**Work to be completed**.
Make an exact copy of the entries below with the pictures removed.

(Web page and app entries)

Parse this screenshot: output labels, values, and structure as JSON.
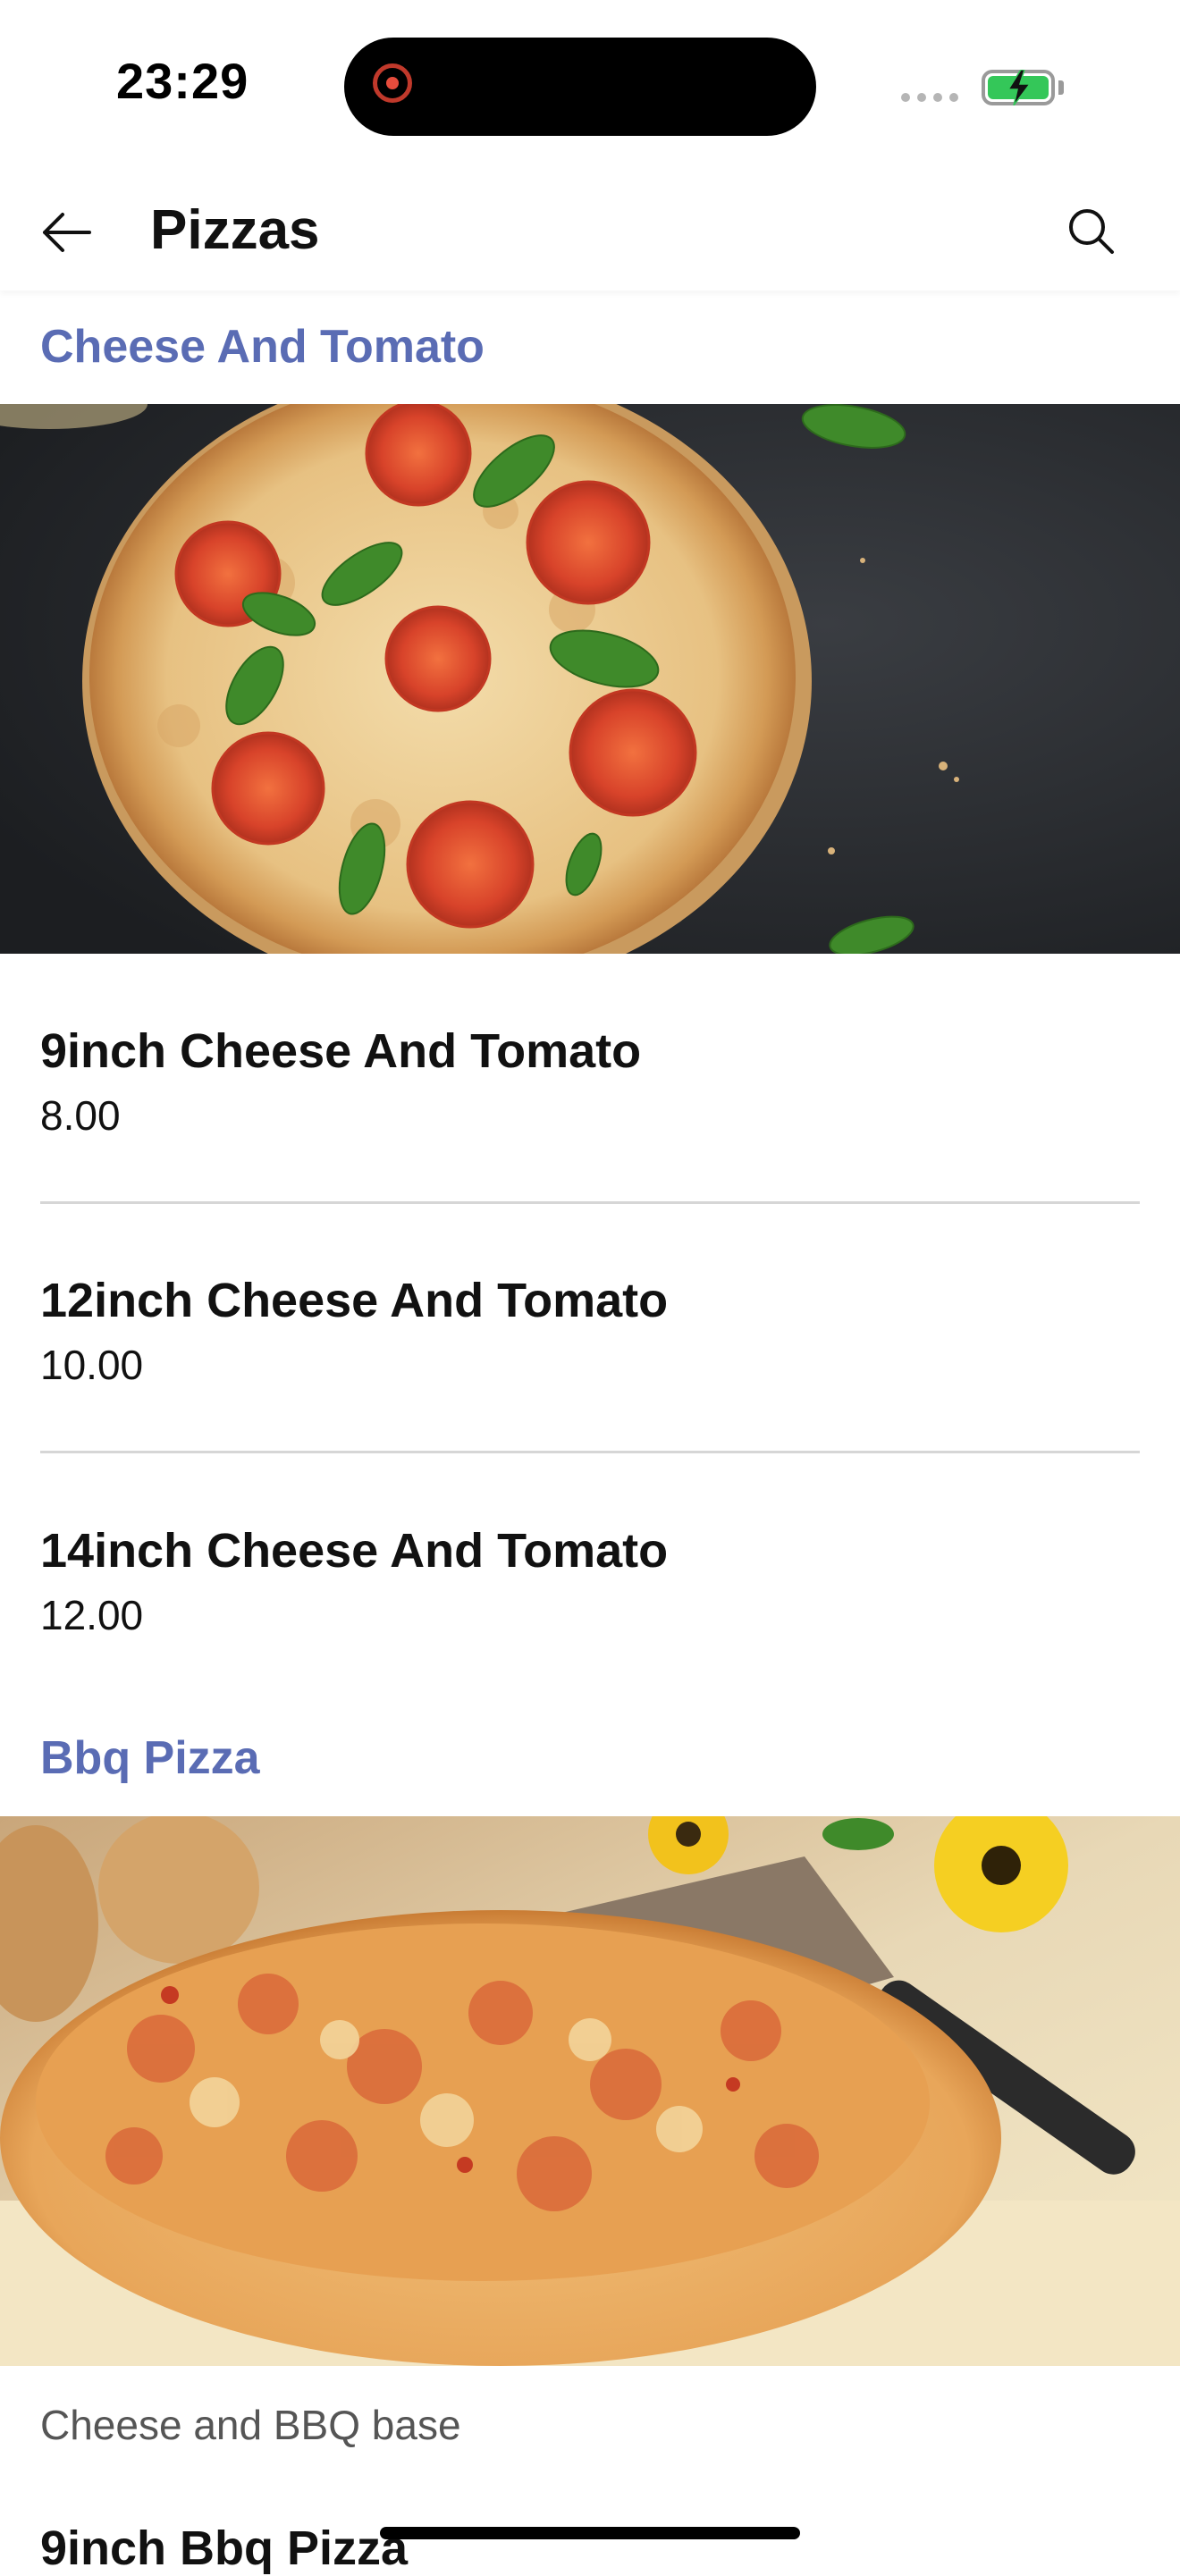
{
  "status_bar": {
    "time": "23:29",
    "battery_color": "#34c759",
    "recording_color": "#e74c3c"
  },
  "header": {
    "title": "Pizzas",
    "back_icon": "arrow-left-icon",
    "search_icon": "search-icon"
  },
  "accent_color": "#5a6cb4",
  "sections": [
    {
      "title": "Cheese And Tomato",
      "image": "cheese-and-tomato-pizza-photo",
      "items": [
        {
          "name": "9inch Cheese And Tomato",
          "price": "8.00"
        },
        {
          "name": "12inch Cheese And Tomato",
          "price": "10.00"
        },
        {
          "name": "14inch Cheese And Tomato",
          "price": "12.00"
        }
      ]
    },
    {
      "title": "Bbq Pizza",
      "image": "bbq-pizza-photo",
      "description": "Cheese and BBQ base",
      "items": [
        {
          "name": "9inch Bbq Pizza"
        }
      ]
    }
  ]
}
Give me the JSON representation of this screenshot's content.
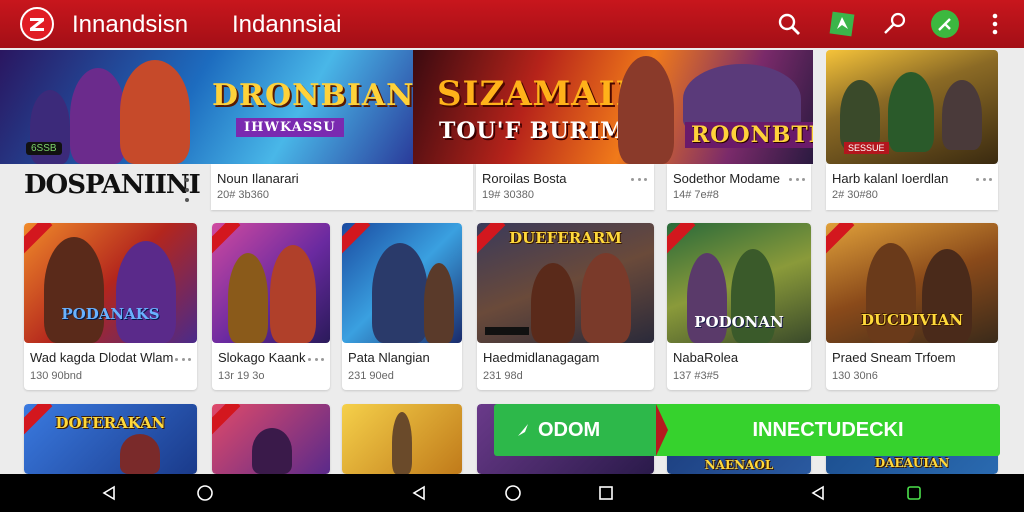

**Solution**.
Parse this screenshot: output labels, values, and structure as JSON.
{
  "status_bar": {
    "time": "23:29",
    "battery_color": "#34c759",
    "recording_color": "#e74c3c"
  },
  "header": {
    "title": "Pizzas",
    "back_icon": "arrow-left-icon",
    "search_icon": "search-icon"
  },
  "accent_color": "#5a6cb4",
  "sections": [
    {
      "title": "Cheese And Tomato",
      "image": "cheese-and-tomato-pizza-photo",
      "items": [
        {
          "name": "9inch Cheese And Tomato",
          "price": "8.00"
        },
        {
          "name": "12inch Cheese And Tomato",
          "price": "10.00"
        },
        {
          "name": "14inch Cheese And Tomato",
          "price": "12.00"
        }
      ]
    },
    {
      "title": "Bbq Pizza",
      "image": "bbq-pizza-photo",
      "description": "Cheese and BBQ base",
      "items": [
        {
          "name": "9inch Bbq Pizza"
        }
      ]
    }
  ]
}
Give me the JSON representation of this screenshot's content.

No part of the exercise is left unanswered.